- Work to be completed
Every record below should be printed exactly, except for the pictures.

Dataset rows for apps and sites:
►

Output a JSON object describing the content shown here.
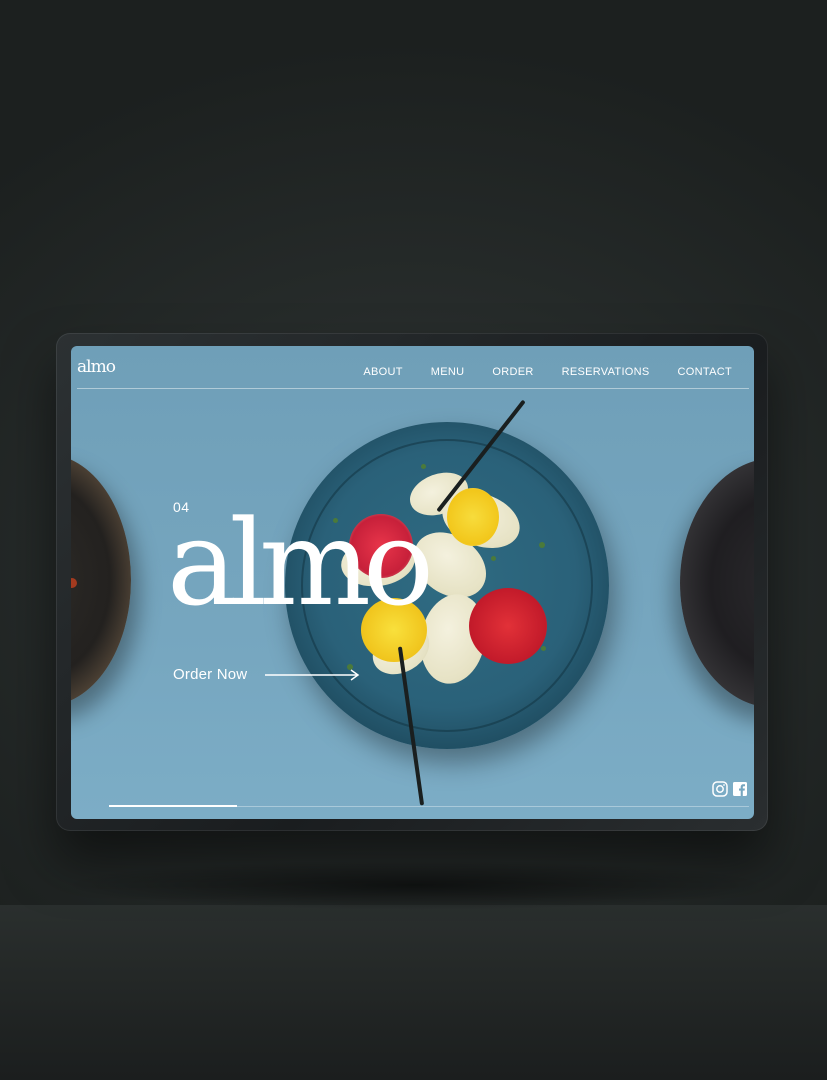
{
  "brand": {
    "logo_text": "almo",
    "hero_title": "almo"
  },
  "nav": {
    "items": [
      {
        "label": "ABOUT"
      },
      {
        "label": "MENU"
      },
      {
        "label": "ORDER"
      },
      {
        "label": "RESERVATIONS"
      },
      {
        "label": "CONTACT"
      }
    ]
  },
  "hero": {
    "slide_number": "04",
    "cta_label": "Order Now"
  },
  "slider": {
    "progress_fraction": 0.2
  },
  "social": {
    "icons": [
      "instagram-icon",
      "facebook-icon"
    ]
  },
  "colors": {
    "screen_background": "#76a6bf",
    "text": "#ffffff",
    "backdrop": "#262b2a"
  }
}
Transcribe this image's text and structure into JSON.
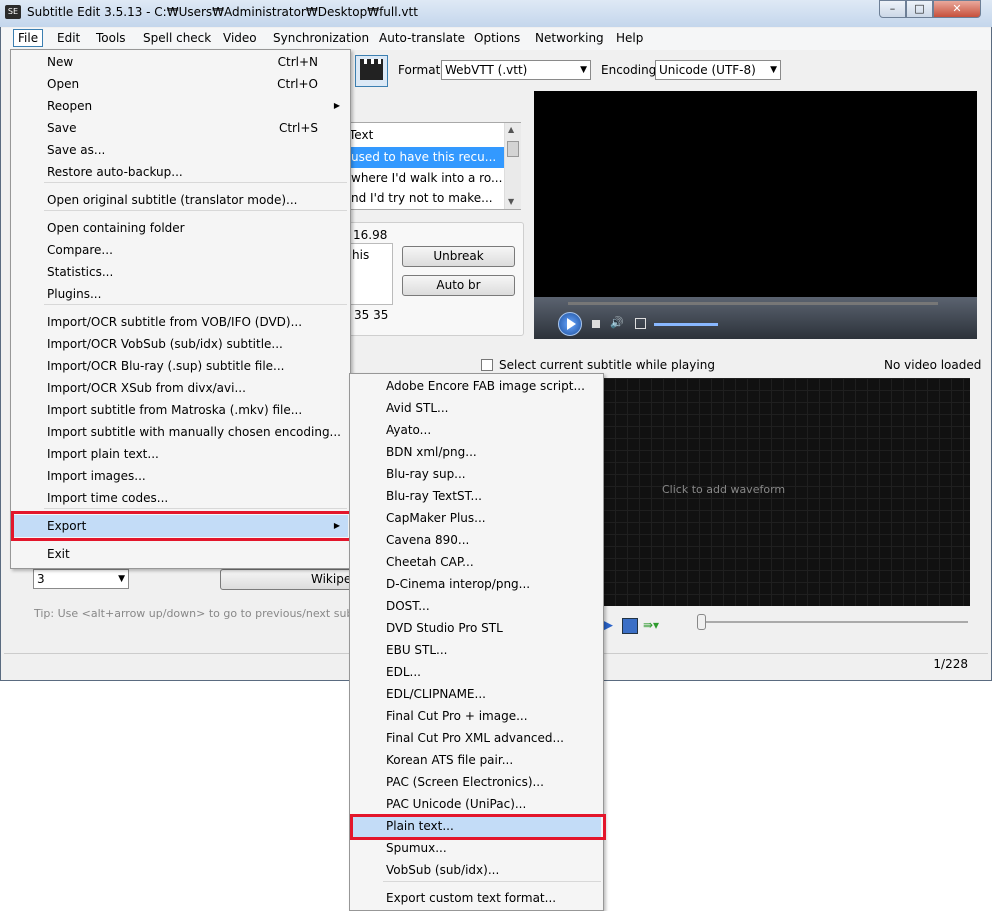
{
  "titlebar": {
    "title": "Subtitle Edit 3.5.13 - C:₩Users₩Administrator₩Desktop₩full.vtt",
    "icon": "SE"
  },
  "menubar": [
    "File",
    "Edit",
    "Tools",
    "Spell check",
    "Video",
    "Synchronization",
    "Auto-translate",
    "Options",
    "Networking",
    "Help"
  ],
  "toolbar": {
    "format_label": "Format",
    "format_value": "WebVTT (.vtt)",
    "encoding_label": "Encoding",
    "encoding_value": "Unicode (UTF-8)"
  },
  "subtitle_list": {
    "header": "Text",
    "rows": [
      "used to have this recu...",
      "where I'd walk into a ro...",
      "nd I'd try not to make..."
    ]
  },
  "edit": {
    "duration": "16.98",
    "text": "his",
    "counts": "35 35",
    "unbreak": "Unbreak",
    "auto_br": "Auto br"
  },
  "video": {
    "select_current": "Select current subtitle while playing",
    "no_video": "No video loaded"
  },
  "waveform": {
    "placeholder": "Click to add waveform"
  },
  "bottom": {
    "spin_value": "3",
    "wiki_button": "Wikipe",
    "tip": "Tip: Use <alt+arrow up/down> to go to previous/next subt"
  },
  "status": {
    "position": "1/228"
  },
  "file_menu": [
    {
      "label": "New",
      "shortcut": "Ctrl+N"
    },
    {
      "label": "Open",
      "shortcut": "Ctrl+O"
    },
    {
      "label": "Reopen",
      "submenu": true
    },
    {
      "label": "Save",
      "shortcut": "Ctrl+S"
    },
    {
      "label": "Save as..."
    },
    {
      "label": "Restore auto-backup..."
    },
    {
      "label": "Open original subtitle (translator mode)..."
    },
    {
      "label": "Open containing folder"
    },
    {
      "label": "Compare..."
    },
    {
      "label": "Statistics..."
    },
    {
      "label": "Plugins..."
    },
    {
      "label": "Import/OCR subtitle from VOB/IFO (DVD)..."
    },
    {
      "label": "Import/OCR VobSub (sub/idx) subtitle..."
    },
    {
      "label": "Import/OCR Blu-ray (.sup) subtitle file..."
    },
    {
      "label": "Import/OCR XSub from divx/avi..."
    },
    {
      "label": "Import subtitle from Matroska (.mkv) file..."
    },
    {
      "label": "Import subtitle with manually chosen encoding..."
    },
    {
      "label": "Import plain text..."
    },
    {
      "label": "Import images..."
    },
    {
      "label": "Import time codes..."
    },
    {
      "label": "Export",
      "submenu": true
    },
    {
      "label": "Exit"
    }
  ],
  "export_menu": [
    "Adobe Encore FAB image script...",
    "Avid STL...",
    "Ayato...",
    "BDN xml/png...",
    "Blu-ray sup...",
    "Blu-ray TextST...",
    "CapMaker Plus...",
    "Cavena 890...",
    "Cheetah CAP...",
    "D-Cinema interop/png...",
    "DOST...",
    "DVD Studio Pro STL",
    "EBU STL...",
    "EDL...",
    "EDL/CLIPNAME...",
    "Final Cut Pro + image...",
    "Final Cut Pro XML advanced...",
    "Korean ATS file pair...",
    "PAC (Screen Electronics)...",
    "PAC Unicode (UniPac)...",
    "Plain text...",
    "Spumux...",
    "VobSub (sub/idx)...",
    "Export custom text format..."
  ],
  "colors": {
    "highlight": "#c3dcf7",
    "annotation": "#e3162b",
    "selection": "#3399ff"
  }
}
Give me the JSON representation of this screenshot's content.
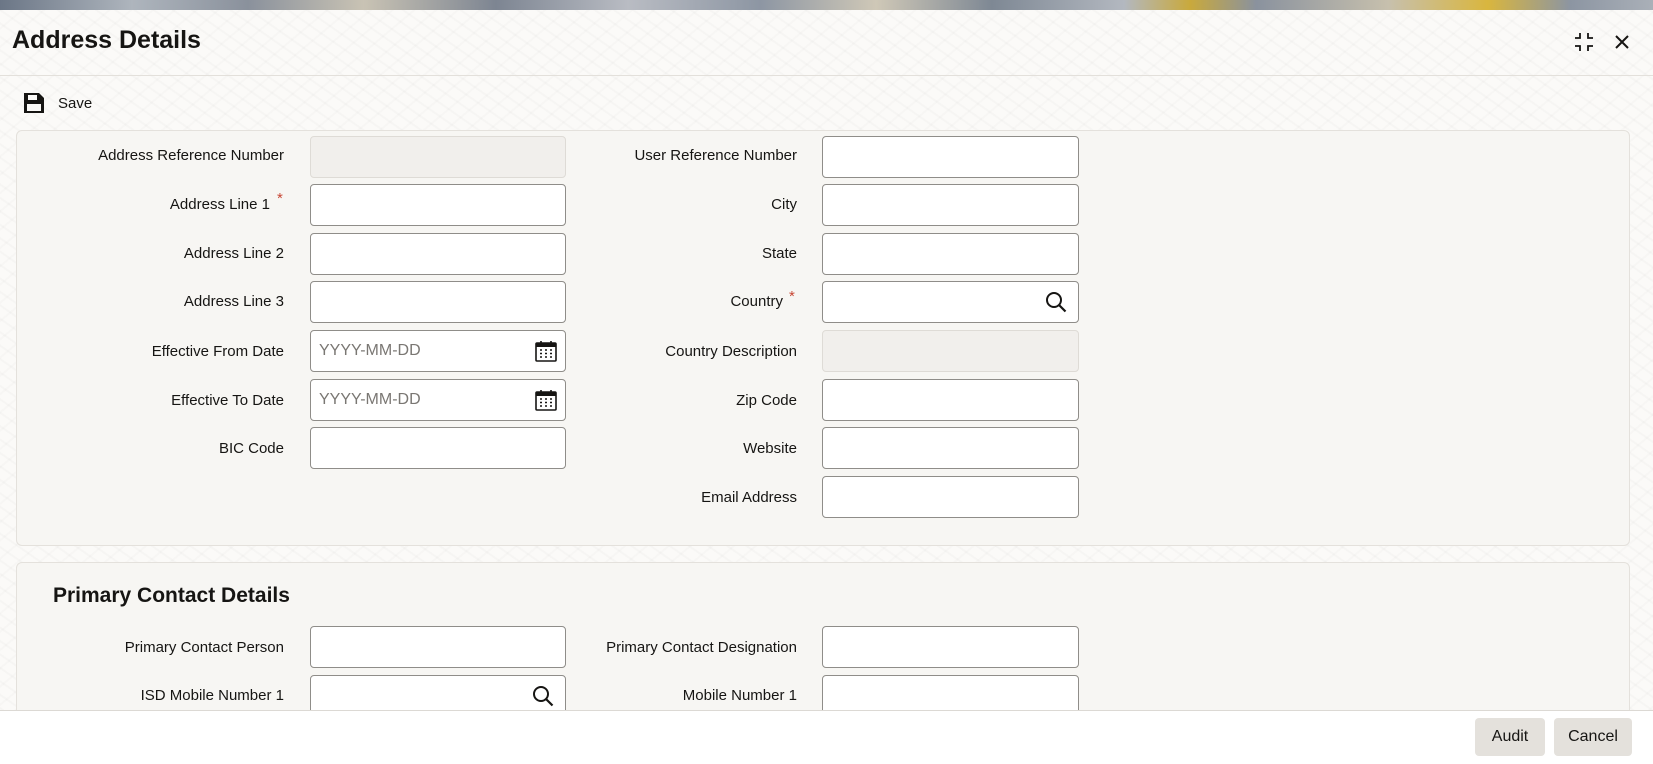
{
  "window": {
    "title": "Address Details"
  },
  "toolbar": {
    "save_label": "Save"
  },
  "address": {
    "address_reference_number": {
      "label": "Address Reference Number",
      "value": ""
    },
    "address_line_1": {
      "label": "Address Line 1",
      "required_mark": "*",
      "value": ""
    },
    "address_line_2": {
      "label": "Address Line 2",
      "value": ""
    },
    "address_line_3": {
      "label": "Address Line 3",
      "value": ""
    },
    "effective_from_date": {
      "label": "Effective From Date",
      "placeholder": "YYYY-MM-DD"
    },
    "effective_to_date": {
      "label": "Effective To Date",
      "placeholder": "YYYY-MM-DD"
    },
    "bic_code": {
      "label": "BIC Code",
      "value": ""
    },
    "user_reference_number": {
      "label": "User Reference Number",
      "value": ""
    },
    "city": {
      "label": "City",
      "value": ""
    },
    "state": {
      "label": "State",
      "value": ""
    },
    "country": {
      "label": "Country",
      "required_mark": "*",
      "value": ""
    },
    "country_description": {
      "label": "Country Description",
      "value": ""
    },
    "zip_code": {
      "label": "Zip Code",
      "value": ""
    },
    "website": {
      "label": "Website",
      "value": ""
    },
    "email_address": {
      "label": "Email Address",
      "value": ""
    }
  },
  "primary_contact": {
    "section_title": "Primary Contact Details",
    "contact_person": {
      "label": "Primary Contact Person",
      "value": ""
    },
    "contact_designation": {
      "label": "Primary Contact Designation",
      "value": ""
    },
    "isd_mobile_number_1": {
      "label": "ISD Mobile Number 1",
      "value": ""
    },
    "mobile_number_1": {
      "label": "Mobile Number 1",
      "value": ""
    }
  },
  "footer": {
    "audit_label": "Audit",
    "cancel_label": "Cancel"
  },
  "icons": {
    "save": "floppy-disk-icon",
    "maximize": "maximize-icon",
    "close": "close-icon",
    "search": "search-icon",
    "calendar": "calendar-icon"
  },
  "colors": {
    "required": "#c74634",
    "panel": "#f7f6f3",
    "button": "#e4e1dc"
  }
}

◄

- Written response
Output a JSON object describing the content shown here.
{
  "brand": {
    "logo_text": "almo",
    "hero_title": "almo"
  },
  "nav": {
    "items": [
      {
        "label": "ABOUT"
      },
      {
        "label": "MENU"
      },
      {
        "label": "ORDER"
      },
      {
        "label": "RESERVATIONS"
      },
      {
        "label": "CONTACT"
      }
    ]
  },
  "hero": {
    "slide_number": "04",
    "cta_label": "Order Now"
  },
  "slider": {
    "progress_fraction": 0.2
  },
  "social": {
    "icons": [
      "instagram-icon",
      "facebook-icon"
    ]
  },
  "colors": {
    "screen_background": "#76a6bf",
    "text": "#ffffff",
    "backdrop": "#262b2a"
  }
}
Transcribe this image's text and structure into JSON.
{
  "titlebar": {
    "title": "Subtitle Edit 3.5.13 - C:₩Users₩Administrator₩Desktop₩full.vtt",
    "icon": "SE"
  },
  "menubar": [
    "File",
    "Edit",
    "Tools",
    "Spell check",
    "Video",
    "Synchronization",
    "Auto-translate",
    "Options",
    "Networking",
    "Help"
  ],
  "toolbar": {
    "format_label": "Format",
    "format_value": "WebVTT (.vtt)",
    "encoding_label": "Encoding",
    "encoding_value": "Unicode (UTF-8)"
  },
  "subtitle_list": {
    "header": "Text",
    "rows": [
      "used to have this recu...",
      "where I'd walk into a ro...",
      "nd I'd try not to make..."
    ]
  },
  "edit": {
    "duration": "16.98",
    "text": "his",
    "counts": "35 35",
    "unbreak": "Unbreak",
    "auto_br": "Auto br"
  },
  "video": {
    "select_current": "Select current subtitle while playing",
    "no_video": "No video loaded"
  },
  "waveform": {
    "placeholder": "Click to add waveform"
  },
  "bottom": {
    "spin_value": "3",
    "wiki_button": "Wikipe",
    "tip": "Tip: Use <alt+arrow up/down> to go to previous/next subt"
  },
  "status": {
    "position": "1/228"
  },
  "file_menu": [
    {
      "label": "New",
      "shortcut": "Ctrl+N"
    },
    {
      "label": "Open",
      "shortcut": "Ctrl+O"
    },
    {
      "label": "Reopen",
      "submenu": true
    },
    {
      "label": "Save",
      "shortcut": "Ctrl+S"
    },
    {
      "label": "Save as..."
    },
    {
      "label": "Restore auto-backup..."
    },
    {
      "label": "Open original subtitle (translator mode)..."
    },
    {
      "label": "Open containing folder"
    },
    {
      "label": "Compare..."
    },
    {
      "label": "Statistics..."
    },
    {
      "label": "Plugins..."
    },
    {
      "label": "Import/OCR subtitle from VOB/IFO (DVD)..."
    },
    {
      "label": "Import/OCR VobSub (sub/idx) subtitle..."
    },
    {
      "label": "Import/OCR Blu-ray (.sup) subtitle file..."
    },
    {
      "label": "Import/OCR XSub from divx/avi..."
    },
    {
      "label": "Import subtitle from Matroska (.mkv) file..."
    },
    {
      "label": "Import subtitle with manually chosen encoding..."
    },
    {
      "label": "Import plain text..."
    },
    {
      "label": "Import images..."
    },
    {
      "label": "Import time codes..."
    },
    {
      "label": "Export",
      "submenu": true
    },
    {
      "label": "Exit"
    }
  ],
  "export_menu": [
    "Adobe Encore FAB image script...",
    "Avid STL...",
    "Ayato...",
    "BDN xml/png...",
    "Blu-ray sup...",
    "Blu-ray TextST...",
    "CapMaker Plus...",
    "Cavena 890...",
    "Cheetah CAP...",
    "D-Cinema interop/png...",
    "DOST...",
    "DVD Studio Pro STL",
    "EBU STL...",
    "EDL...",
    "EDL/CLIPNAME...",
    "Final Cut Pro + image...",
    "Final Cut Pro XML advanced...",
    "Korean ATS file pair...",
    "PAC (Screen Electronics)...",
    "PAC Unicode (UniPac)...",
    "Plain text...",
    "Spumux...",
    "VobSub (sub/idx)...",
    "Export custom text format..."
  ],
  "colors": {
    "highlight": "#c3dcf7",
    "annotation": "#e3162b",
    "selection": "#3399ff"
  }
}
Give me the JSON representation of this screenshot's content.
{
  "window": {
    "title": "Address Details"
  },
  "toolbar": {
    "save_label": "Save"
  },
  "address": {
    "address_reference_number": {
      "label": "Address Reference Number",
      "value": ""
    },
    "address_line_1": {
      "label": "Address Line 1",
      "required_mark": "*",
      "value": ""
    },
    "address_line_2": {
      "label": "Address Line 2",
      "value": ""
    },
    "address_line_3": {
      "label": "Address Line 3",
      "value": ""
    },
    "effective_from_date": {
      "label": "Effective From Date",
      "placeholder": "YYYY-MM-DD"
    },
    "effective_to_date": {
      "label": "Effective To Date",
      "placeholder": "YYYY-MM-DD"
    },
    "bic_code": {
      "label": "BIC Code",
      "value": ""
    },
    "user_reference_number": {
      "label": "User Reference Number",
      "value": ""
    },
    "city": {
      "label": "City",
      "value": ""
    },
    "state": {
      "label": "State",
      "value": ""
    },
    "country": {
      "label": "Country",
      "required_mark": "*",
      "value": ""
    },
    "country_description": {
      "label": "Country Description",
      "value": ""
    },
    "zip_code": {
      "label": "Zip Code",
      "value": ""
    },
    "website": {
      "label": "Website",
      "value": ""
    },
    "email_address": {
      "label": "Email Address",
      "value": ""
    }
  },
  "primary_contact": {
    "section_title": "Primary Contact Details",
    "contact_person": {
      "label": "Primary Contact Person",
      "value": ""
    },
    "contact_designation": {
      "label": "Primary Contact Designation",
      "value": ""
    },
    "isd_mobile_number_1": {
      "label": "ISD Mobile Number 1",
      "value": ""
    },
    "mobile_number_1": {
      "label": "Mobile Number 1",
      "value": ""
    }
  },
  "footer": {
    "audit_label": "Audit",
    "cancel_label": "Cancel"
  },
  "icons": {
    "save": "floppy-disk-icon",
    "maximize": "maximize-icon",
    "close": "close-icon",
    "search": "search-icon",
    "calendar": "calendar-icon"
  },
  "colors": {
    "required": "#c74634",
    "panel": "#f7f6f3",
    "button": "#e4e1dc"
  }
}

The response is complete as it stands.